We signed on for the trip — long in advance of the scheduled departure date.
About 20 months ago, we discovered that the same company had a Caribbean cruise, sponsored by Vivian’s university alumni association. With much less planning, we signed on for that trip.
It turned out to be an exceptionally enjoyable experience. My wife can be fussy, but she enjoyed every minute. The service staff on the boat were exceptionally accommodating and appeared to truly enjoy their work. In the “luxury cruise” market segment, gratuities and unlimited alcohol are included in the program (and there is a regular Alcoholics Anonymous meeting on the boat for those who would find the booze temptation dangerous.)
We also found during our Caribbean travels, that the company had lowered the fares and added some really strong incentives for our African travels — it seems not many people wanted this route. No problem: We were granted the extra goodies, including business class return airfare (for a modest $999 premium), with a $500 fare reduction.
And that brings us here, with more surprises. An upgrade to the “Penthouse” level, with an extra-large stateroom and butler service. The butler smooths out all the details. As an example, we decided at the very last-minute to request a “sold out” excursion; the butler arranged it with minutes to spare, and tracked us down far from our room as we were having breakfast.
Last night, as we returned to our room, we discovered a couple of jewelry box pins on our bed; we had been accorded a “milestone” category on the company’s loyalty program — which includes a $150 onboard credit, paying for that excursion we had just taken and a bit more.
Needless to say, we’re rather enjoying our rather luxurious vacation. It isn’t cheap, of course, but when we add up all the perks and goodies, it is turning into great value. And I don’t need to watch the clock as I write this post because the Internet access is unlimited and free.
Yes, you may say, this is a wonderful cruise but what does the experience tell us about construction marketing?
I’m becoming a brand ambassador for Crystal Cruises. This puts me into the “10” in the Net Promoter Score category. And if you can achieve that level of client satisfaction in your business, you’ll undoubtedly reap the rewards –including positive (and totally free and unsolicited) publicity and word-of-mouth recommendations.
How did Crystal do this:
- They got the basics right. If you are cruising, you want a clean and comfortable room, good food, and entertainment/experiences.
- They delivered more than they promised, and we had any reason to expect. Clearly the suite upgrade helped, but I wasn’t expecting a few bonus points on the company’s loyalty program; and
- The company created a culture where every employee — whether it be housekeeping, maintenance, marine, or food service — found enjoyment in the work, and shared the enthusiasm and respect with the paying clients.
Can you achieve the same levels of client service/value within your own business? I can’t easily answer that question because I believe I have failed to reach these levels in my own enterprise.

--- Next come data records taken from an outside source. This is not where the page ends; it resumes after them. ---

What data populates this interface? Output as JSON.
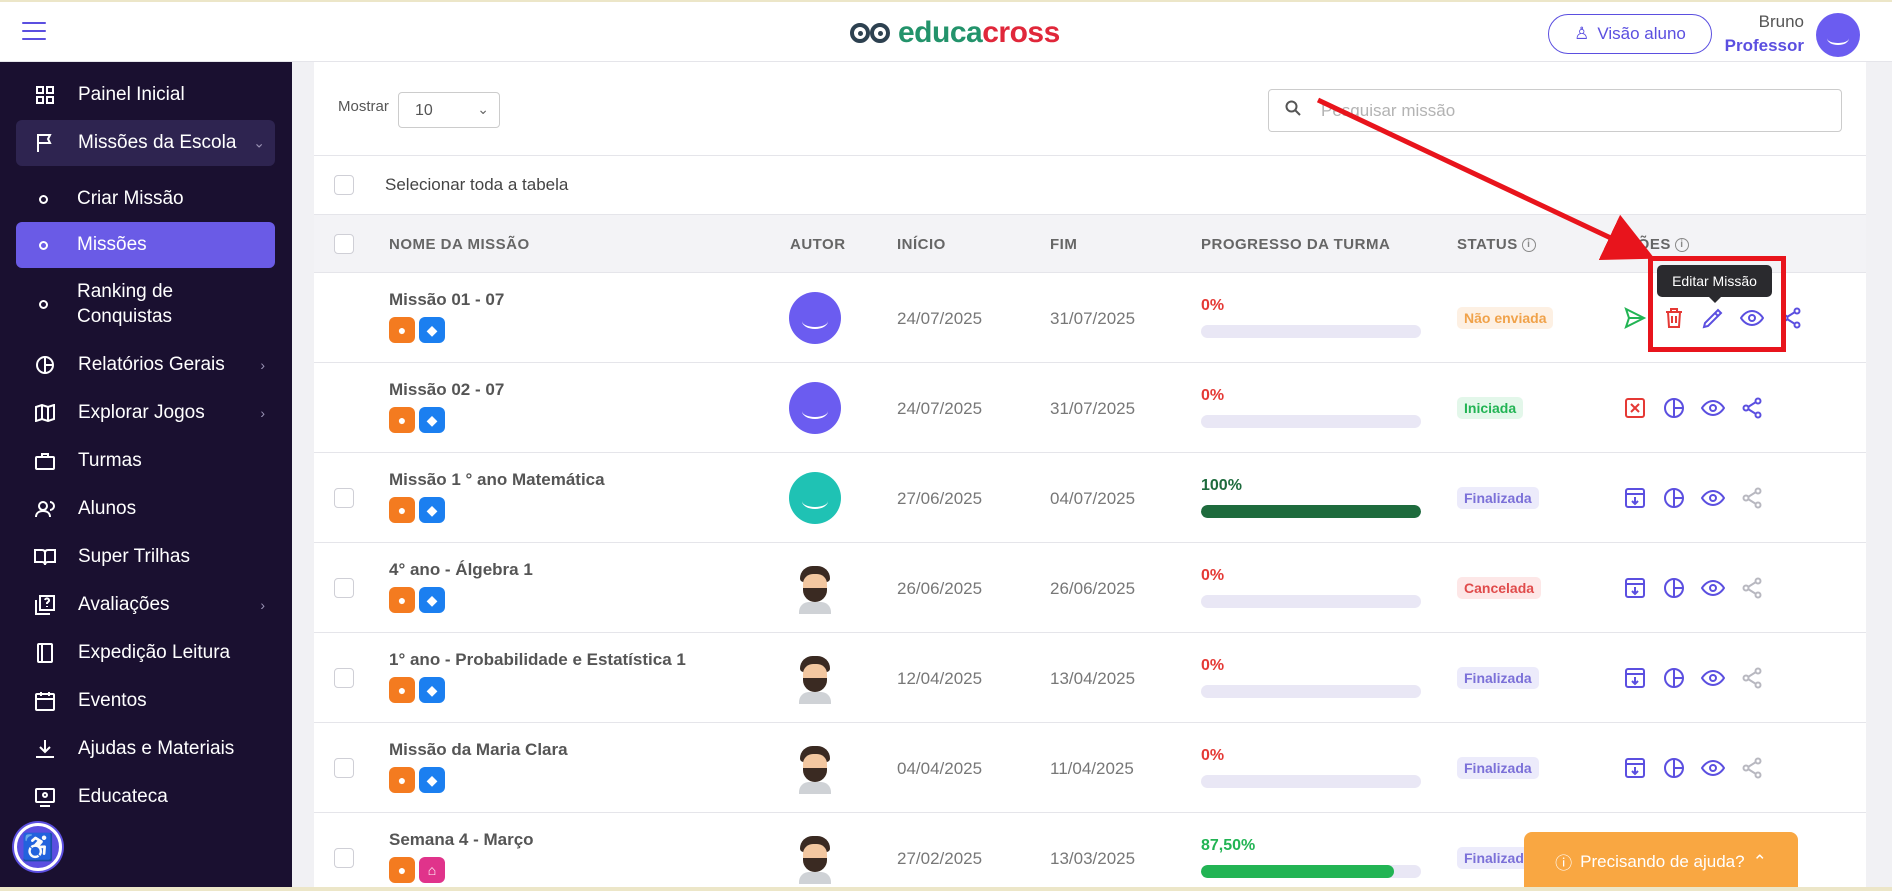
{
  "header": {
    "brand_left": "educa",
    "brand_right": "cross",
    "visao_aluno": "Visão aluno",
    "user_name": "Bruno",
    "user_role": "Professor"
  },
  "sidebar": {
    "items": [
      {
        "label": "Painel Inicial",
        "icon": "grid-icon"
      },
      {
        "label": "Missões da Escola",
        "icon": "flag-icon"
      },
      {
        "label": "Criar Missão",
        "icon": "circle-icon"
      },
      {
        "label": "Missões",
        "icon": "circle-icon"
      },
      {
        "label": "Ranking de Conquistas",
        "icon": "circle-icon"
      },
      {
        "label": "Relatórios Gerais",
        "icon": "pie-chart-icon"
      },
      {
        "label": "Explorar Jogos",
        "icon": "map-icon"
      },
      {
        "label": "Turmas",
        "icon": "briefcase-icon"
      },
      {
        "label": "Alunos",
        "icon": "users-icon"
      },
      {
        "label": "Super Trilhas",
        "icon": "book-open-icon"
      },
      {
        "label": "Avaliações",
        "icon": "quiz-icon"
      },
      {
        "label": "Expedição Leitura",
        "icon": "book-icon"
      },
      {
        "label": "Eventos",
        "icon": "calendar-icon"
      },
      {
        "label": "Ajudas e Materiais",
        "icon": "download-icon"
      },
      {
        "label": "Educateca",
        "icon": "screen-icon"
      }
    ],
    "ranking_line1": "Ranking de",
    "ranking_line2": "Conquistas"
  },
  "toolbar": {
    "mostrar_label": "Mostrar",
    "mostrar_value": "10",
    "search_placeholder": "Pesquisar missão",
    "select_all_label": "Selecionar toda a tabela"
  },
  "table": {
    "columns": {
      "name": "NOME DA MISSÃO",
      "author": "AUTOR",
      "start": "INÍCIO",
      "end": "FIM",
      "progress": "PROGRESSO DA TURMA",
      "status": "STATUS",
      "actions": "AÇÕES"
    },
    "rows": [
      {
        "name": "Missão 01 - 07",
        "start": "24/07/2025",
        "end": "31/07/2025",
        "progress_text": "0%",
        "progress": 0,
        "status": "Não enviada"
      },
      {
        "name": "Missão 02 - 07",
        "start": "24/07/2025",
        "end": "31/07/2025",
        "progress_text": "0%",
        "progress": 0,
        "status": "Iniciada"
      },
      {
        "name": "Missão 1 ° ano Matemática",
        "start": "27/06/2025",
        "end": "04/07/2025",
        "progress_text": "100%",
        "progress": 100,
        "status": "Finalizada"
      },
      {
        "name": "4° ano - Álgebra 1",
        "start": "26/06/2025",
        "end": "26/06/2025",
        "progress_text": "0%",
        "progress": 0,
        "status": "Cancelada"
      },
      {
        "name": "1° ano - Probabilidade e Estatística 1",
        "start": "12/04/2025",
        "end": "13/04/2025",
        "progress_text": "0%",
        "progress": 0,
        "status": "Finalizada"
      },
      {
        "name": "Missão da Maria Clara",
        "start": "04/04/2025",
        "end": "11/04/2025",
        "progress_text": "0%",
        "progress": 0,
        "status": "Finalizada"
      },
      {
        "name": "Semana 4 - Março",
        "start": "27/02/2025",
        "end": "13/03/2025",
        "progress_text": "87,50%",
        "progress": 87.5,
        "status": "Finalizada"
      }
    ]
  },
  "tooltip": "Editar Missão",
  "help_button": "Precisando de ajuda?",
  "colors": {
    "primary": "#5b4fe0",
    "sidebar_bg": "#1a1030",
    "annotation_red": "#e8141c",
    "help_orange": "#f9a742"
  }
}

That’s okay. We cannot expect perfection. But I will respect really good work when I see it. Indeed, in this context, a vacation in a remote part of the world can provide insights that have value much closer to home.
Care. Go beyond the basics. Surprise with wonderful excess. And you’ll enjoy the magic of brand loyalty. And these are the keys to marketing success.